## Task instructions:
Wherever a line in the records contains the word "this", return that line.

## Data records:
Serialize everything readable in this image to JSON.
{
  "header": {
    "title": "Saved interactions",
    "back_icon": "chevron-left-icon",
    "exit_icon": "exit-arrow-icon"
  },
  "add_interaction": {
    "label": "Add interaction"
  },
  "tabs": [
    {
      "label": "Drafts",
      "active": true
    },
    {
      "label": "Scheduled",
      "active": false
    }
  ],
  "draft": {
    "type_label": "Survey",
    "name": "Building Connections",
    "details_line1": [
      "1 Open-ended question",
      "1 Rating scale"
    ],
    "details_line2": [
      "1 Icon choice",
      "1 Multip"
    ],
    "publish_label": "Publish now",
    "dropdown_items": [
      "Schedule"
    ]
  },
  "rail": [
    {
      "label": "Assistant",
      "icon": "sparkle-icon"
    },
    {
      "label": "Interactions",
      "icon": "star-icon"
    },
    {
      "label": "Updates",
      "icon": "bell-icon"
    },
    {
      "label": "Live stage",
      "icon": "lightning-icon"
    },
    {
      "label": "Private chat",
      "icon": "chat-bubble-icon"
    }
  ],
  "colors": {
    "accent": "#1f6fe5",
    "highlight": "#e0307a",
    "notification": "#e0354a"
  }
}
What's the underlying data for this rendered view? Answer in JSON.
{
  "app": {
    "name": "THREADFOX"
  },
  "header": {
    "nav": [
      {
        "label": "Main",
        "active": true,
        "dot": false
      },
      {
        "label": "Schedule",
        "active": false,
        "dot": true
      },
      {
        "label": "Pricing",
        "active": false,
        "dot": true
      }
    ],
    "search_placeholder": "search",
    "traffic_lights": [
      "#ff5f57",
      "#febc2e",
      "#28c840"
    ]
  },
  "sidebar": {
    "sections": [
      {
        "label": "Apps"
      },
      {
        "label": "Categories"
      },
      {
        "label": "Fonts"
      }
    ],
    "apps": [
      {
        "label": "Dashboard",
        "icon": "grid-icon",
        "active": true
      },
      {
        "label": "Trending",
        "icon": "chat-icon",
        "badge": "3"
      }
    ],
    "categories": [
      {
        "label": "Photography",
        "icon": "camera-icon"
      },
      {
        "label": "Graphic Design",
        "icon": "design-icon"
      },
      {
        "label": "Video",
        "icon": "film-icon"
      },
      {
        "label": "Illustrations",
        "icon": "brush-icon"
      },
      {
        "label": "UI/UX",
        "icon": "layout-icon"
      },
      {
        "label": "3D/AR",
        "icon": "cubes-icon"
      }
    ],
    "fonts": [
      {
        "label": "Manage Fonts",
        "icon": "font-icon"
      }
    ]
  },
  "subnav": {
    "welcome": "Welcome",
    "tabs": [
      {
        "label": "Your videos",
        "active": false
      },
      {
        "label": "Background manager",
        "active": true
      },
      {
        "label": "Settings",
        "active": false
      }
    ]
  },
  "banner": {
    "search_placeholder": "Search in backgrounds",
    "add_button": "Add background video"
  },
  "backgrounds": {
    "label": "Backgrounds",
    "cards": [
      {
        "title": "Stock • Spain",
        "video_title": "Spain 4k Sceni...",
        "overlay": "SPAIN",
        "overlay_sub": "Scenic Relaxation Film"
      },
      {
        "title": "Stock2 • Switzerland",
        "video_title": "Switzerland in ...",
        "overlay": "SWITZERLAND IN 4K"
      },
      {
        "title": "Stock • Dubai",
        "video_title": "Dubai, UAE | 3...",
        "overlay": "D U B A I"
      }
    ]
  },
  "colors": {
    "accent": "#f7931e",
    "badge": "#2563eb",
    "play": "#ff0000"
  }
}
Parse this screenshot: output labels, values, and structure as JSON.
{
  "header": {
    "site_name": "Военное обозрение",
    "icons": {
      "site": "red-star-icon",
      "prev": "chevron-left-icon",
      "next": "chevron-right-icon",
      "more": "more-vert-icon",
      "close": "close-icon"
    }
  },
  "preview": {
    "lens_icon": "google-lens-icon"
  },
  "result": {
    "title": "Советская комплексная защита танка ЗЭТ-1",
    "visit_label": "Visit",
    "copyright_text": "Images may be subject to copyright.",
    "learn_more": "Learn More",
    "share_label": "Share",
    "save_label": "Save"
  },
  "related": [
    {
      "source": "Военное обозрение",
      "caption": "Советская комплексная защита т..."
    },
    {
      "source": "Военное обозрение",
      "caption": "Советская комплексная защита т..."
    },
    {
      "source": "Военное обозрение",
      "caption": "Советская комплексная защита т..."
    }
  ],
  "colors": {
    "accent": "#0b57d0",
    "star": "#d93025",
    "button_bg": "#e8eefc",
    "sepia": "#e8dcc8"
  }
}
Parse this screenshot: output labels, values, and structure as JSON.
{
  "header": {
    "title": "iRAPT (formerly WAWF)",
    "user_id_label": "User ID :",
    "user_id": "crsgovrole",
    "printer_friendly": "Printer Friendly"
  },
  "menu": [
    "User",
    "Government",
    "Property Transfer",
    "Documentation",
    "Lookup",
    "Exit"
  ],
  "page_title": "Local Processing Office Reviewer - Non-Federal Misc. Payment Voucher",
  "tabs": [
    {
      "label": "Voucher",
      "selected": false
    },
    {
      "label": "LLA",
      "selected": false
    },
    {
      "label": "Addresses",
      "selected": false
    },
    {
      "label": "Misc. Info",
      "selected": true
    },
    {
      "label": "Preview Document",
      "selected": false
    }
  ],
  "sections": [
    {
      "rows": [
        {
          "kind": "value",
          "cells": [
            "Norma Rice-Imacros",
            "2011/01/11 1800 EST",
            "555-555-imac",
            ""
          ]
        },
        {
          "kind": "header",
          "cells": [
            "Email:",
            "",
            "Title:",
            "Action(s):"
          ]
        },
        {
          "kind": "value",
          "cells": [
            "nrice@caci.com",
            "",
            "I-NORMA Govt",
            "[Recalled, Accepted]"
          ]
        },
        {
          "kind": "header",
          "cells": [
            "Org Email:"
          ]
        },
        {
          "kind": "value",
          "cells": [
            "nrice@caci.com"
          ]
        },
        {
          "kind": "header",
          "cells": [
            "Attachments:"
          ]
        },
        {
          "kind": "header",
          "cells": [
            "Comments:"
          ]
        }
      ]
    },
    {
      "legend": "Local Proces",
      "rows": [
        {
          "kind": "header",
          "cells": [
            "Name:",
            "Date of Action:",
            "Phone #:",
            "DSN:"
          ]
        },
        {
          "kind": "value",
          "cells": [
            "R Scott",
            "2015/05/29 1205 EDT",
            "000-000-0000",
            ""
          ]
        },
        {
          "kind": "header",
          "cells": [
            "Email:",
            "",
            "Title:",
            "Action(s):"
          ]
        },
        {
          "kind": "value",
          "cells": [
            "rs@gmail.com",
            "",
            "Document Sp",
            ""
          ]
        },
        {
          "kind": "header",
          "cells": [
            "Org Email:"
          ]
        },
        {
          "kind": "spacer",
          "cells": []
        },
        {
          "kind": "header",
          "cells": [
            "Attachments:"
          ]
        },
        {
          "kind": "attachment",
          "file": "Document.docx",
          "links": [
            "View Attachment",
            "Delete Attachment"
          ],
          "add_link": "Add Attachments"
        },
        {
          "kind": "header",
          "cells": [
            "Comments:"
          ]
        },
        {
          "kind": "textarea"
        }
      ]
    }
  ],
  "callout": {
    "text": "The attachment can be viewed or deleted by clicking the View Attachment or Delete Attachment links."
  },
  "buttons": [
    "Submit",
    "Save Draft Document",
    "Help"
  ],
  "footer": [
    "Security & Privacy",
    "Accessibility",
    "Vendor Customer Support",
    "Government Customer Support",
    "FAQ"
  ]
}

## Written response:
Serialize everything readable in this image to JSON.
What's the underlying data for this rendered view? Answer in JSON.
Parse this screenshot: output labels, values, and structure as JSON.
Parse this screenshot: output labels, values, and structure as JSON.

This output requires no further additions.